Also known as “water pills,” these drugs rid the body of extra water and lower blood pressure.
Diuretics are a class of medications commonly known as "water pills."
They're prescribed to treat high blood pressure; swelling of the feet, ankles, and lower legs and fluid in the lungs caused by heart failure; fluid buildup in the abdomen caused by liver damage or certain cancers; and eye conditions such as glaucoma.
Other conditions that may be treated with diuretics include diabetes insipidus, polycystic ovarian syndrome (PCOS), kidney stones, male-pattern baldness in women, and osteoporosis.
There are several different classes of diuretics, each of which works differently in the kidneys to help rid the body of extra water and salt.
Examples of diuretics include:
- Loop diuretics, such as Lasix (furosemide), bumetanide, Demadex (torsemide), and Edecrin (ethacrynic acid)
- Thiazide diuretics, like Microzide (hydrochlorothiazide), chlorthalidone, and Zaroxolyn (metolazone)
- Potassium-sparing diuretics, including Aldactone (spironolactone), Inspra (eplerenone), Dyrenium (triamterene), and Midamor (amiloride)
- Carbonic anhydrase inhibitors such as Diamox (acetazolamide) — mainly used for glaucoma and altitude sickness
Warnings and Precautions
Don't take diuretics if you have trouble urinating, or if you're allergic to the active or inactive ingredients found in the medication.
Ask your doctor if you should avoid or be cautious using diuretics if you:
- Have severe liver or kidney disease
- Are dehydrated
- Have an irregular heartbeat
- Are in the third trimester of pregnancy and/or have developed high blood pressure during your pregnancy
- Are age 65 or older
- Have gout
- Are allergic to sulfa drugs, like Septra and Bactrim (sulfamethoxazole with trimethoprim)
- Are already taking drugs that can damage hearing, like the cancer drugs Platinol (cisplatin) and carboplatin; salicylates like aspirin and Pepto-Bismol (bismuth subsalicylate); or aminoglycosides like amikacin and gentamin

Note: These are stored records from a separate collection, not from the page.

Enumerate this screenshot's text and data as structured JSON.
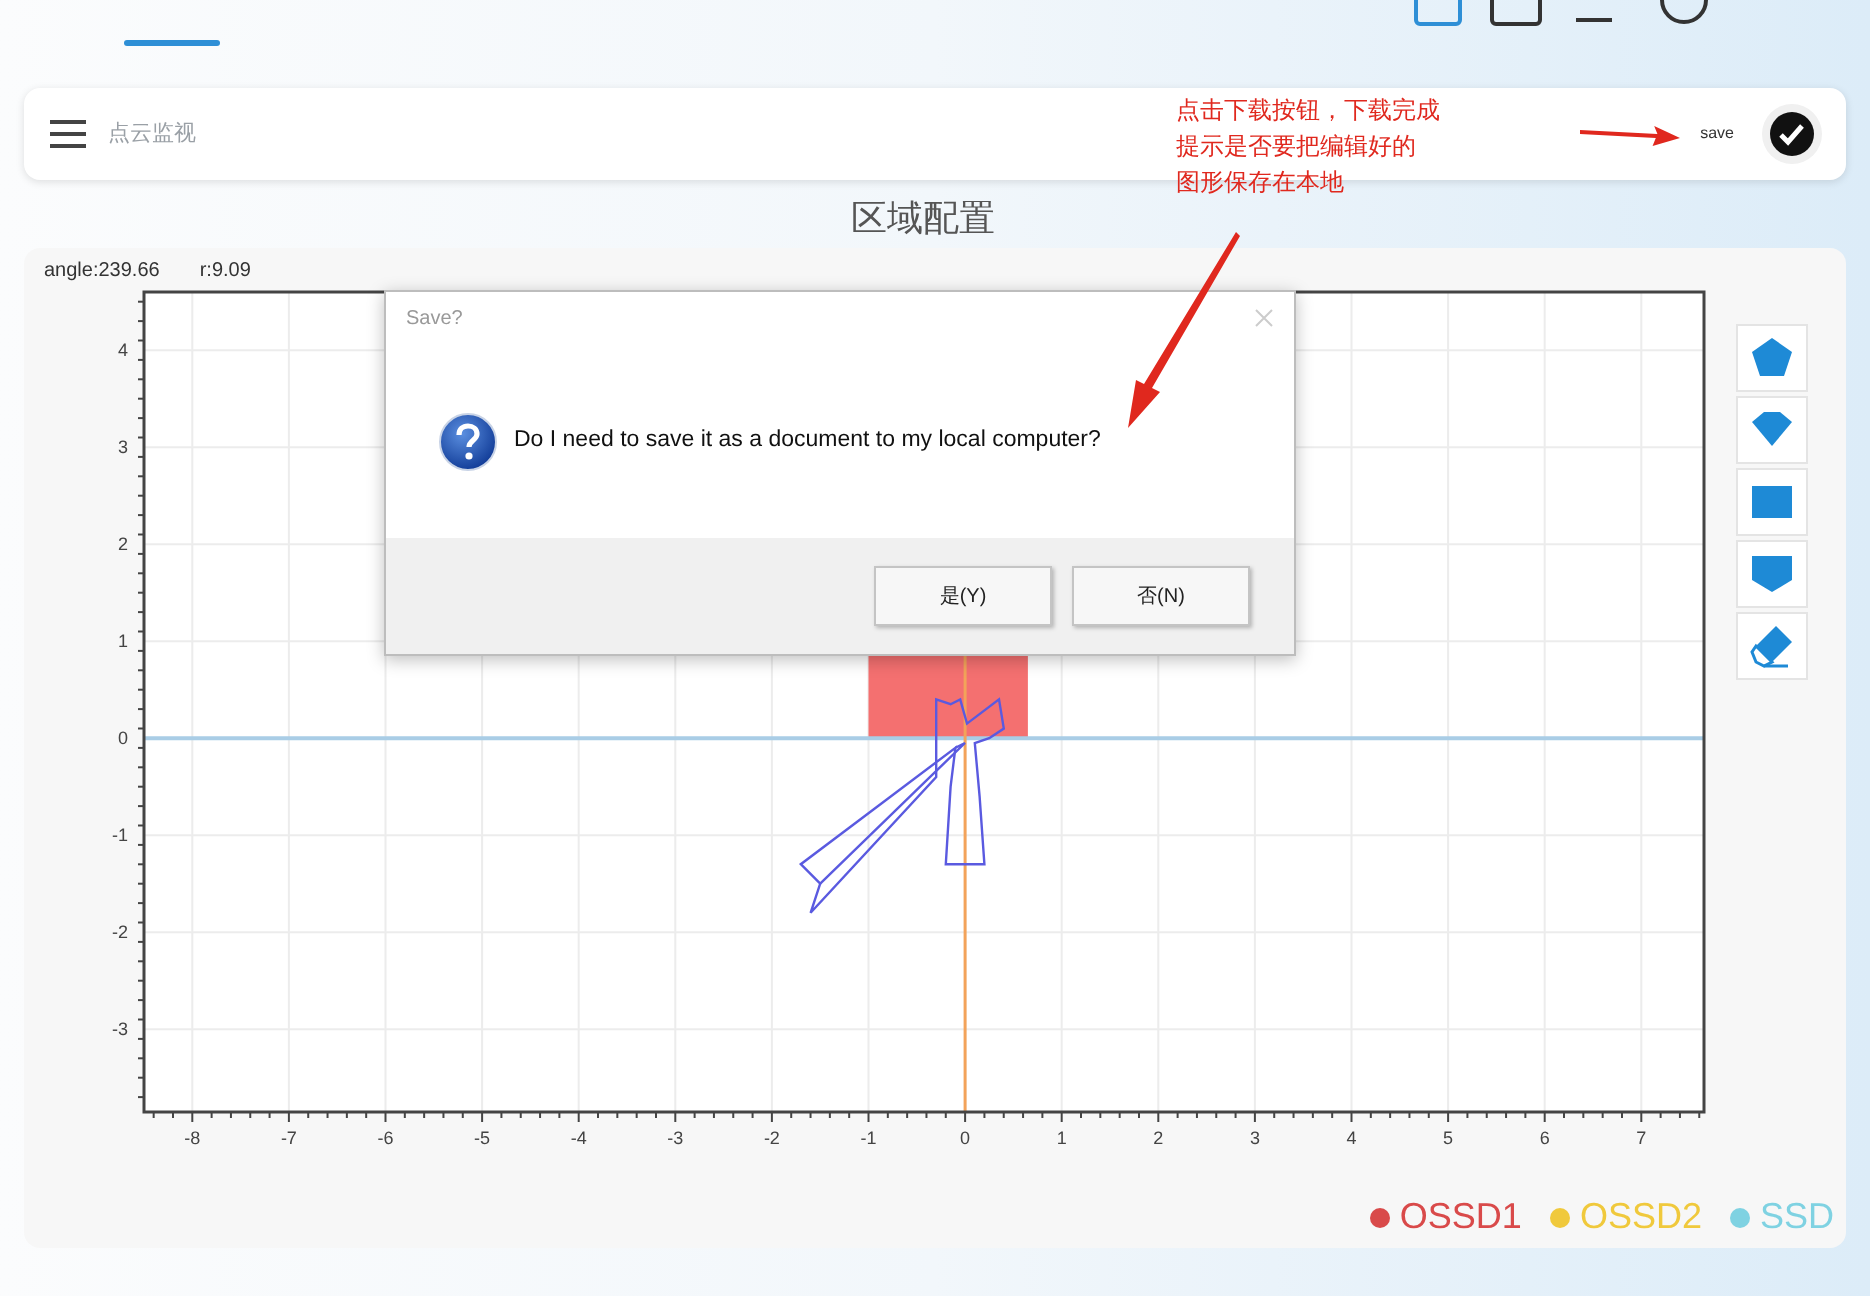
{
  "toolbar": {
    "title": "点云监视",
    "save_label": "save"
  },
  "annotation": {
    "lines": [
      "点击下载按钮，下载完成",
      "提示是否要把编辑好的",
      "图形保存在本地"
    ]
  },
  "page_title": "区域配置",
  "readout": [
    "angle:239.66",
    "r:9.09"
  ],
  "plot": {
    "x_ticks": [
      "-8",
      "-7",
      "-6",
      "-5",
      "-4",
      "-3",
      "-2",
      "-1",
      "0",
      "1",
      "2",
      "3",
      "4",
      "5",
      "6",
      "7"
    ],
    "y_ticks": [
      "4",
      "3",
      "2",
      "1",
      "0",
      "-1",
      "-2",
      "-3"
    ]
  },
  "tools": [
    {
      "kind": "pentagon"
    },
    {
      "kind": "diamond"
    },
    {
      "kind": "rectangle"
    },
    {
      "kind": "shield"
    },
    {
      "kind": "eraser"
    }
  ],
  "legend": [
    {
      "label": "OSSD1",
      "color": "#d94a4a"
    },
    {
      "label": "OSSD2",
      "color": "#f0c93c"
    },
    {
      "label": "SSD",
      "color": "#7fd2e2"
    }
  ],
  "dialog": {
    "title": "Save?",
    "message": "Do I need to save it as a document to my local computer?",
    "buttons": [
      "是(Y)",
      "否(N)"
    ]
  }
}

Common Side Effects
It's not uncommon to experience any of the following while taking a diuretic:
- Dizziness or headache
- Rash or itching
- Higher blood glucose or cholesterol level
- Changes in your sexual function or menstrual period
- Muscle cramps (loop diuretics)
- Ringing in the ears (loop diuretics)
- Low sodium, potassium, and/or magnesium levels in the blood (loop diuretics)
- High potassium levels in the blood (potassium-sparing diuretics)
- Enlarged breasts in men (Aldactone and Inspra)
Many drugs can interact with diuretics, but double-check with your doctor or pharmacist to make sure you're not taking more than one diuretic at a time (unless your doctor has told you otherwise).
Don't take loop diuretics if you're taking Tikosyn (dofetilide).
Make sure your potassium is carefully monitored if you're using digoxin and a loop or thiazide diuretic.
Dosages of insulin and oral diabetes medications may need to be adjusted while using diuretics.
Ask your doctor about diuretics if you're taking the mood stabilizer Lithobid (lithium), or if you're taking any medication that may lead you to feel dehydrated.